"Lorraine" makes me think of a more clever and less listenable song by Ozma about a character from the Back to the Future movies, and as it is, it is totally decent, but doesn't leave much of an impression. That is not the case for the final track, "When the Tension's Gone," which sounds a bit like Pavement to me, and is arguably the best single song just Justyn has ever recorded. That it is quiet and mournful is a shame for the modern rock radio stations of today that could play Justyn's much buzzed-about new single...It is the perfect way to cap off the album as it is. Yes, it reminds me of "Here."
There's not much more I could say that I haven't already intimated. Yes, this is Justyn's best work yet, and he has good reason to be proud of it, but it's not really the type of music I usually like (folk) and I don't think many people are going to be able to get into it. I think people need a reason to like their bands--i.e. they are not usually very good reasons. Like, people like Lady Gaga because she is catchy and cool, or people like Animal Collective because they are "music for intellectuals," or something, and people like Deerhunter or Girls because they are provocative, and people like the Pains of Being Pure at Heart because they are the closest equivalent of My Bloody Valentine, or people like Jack Johnson because he reminds them of just kicking back with friends, smoking a j, having a beer, and talking about what is good in life, or people like New Order because they are an awesome band for the dance element, or people like Weezer because they have a crush on Rivers Cuomo. The reason people would like Justyn with a Y is because it would be music to put on a mixtape for the person you have a crush on. But it is too difficult to be that kind of music.

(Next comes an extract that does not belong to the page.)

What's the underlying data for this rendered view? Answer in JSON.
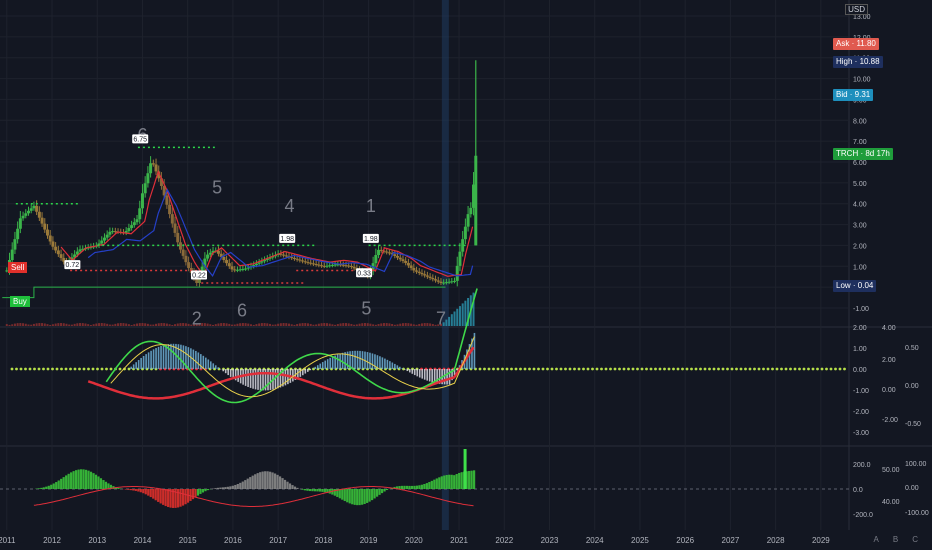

It is original, and it could only be made by Justyn, and I do not think it is going to open the door to an especially lucrative career in music, but it is his most accomplished work to date, and something that, if he could build upon it, might find a way to attract a larger body of listeners.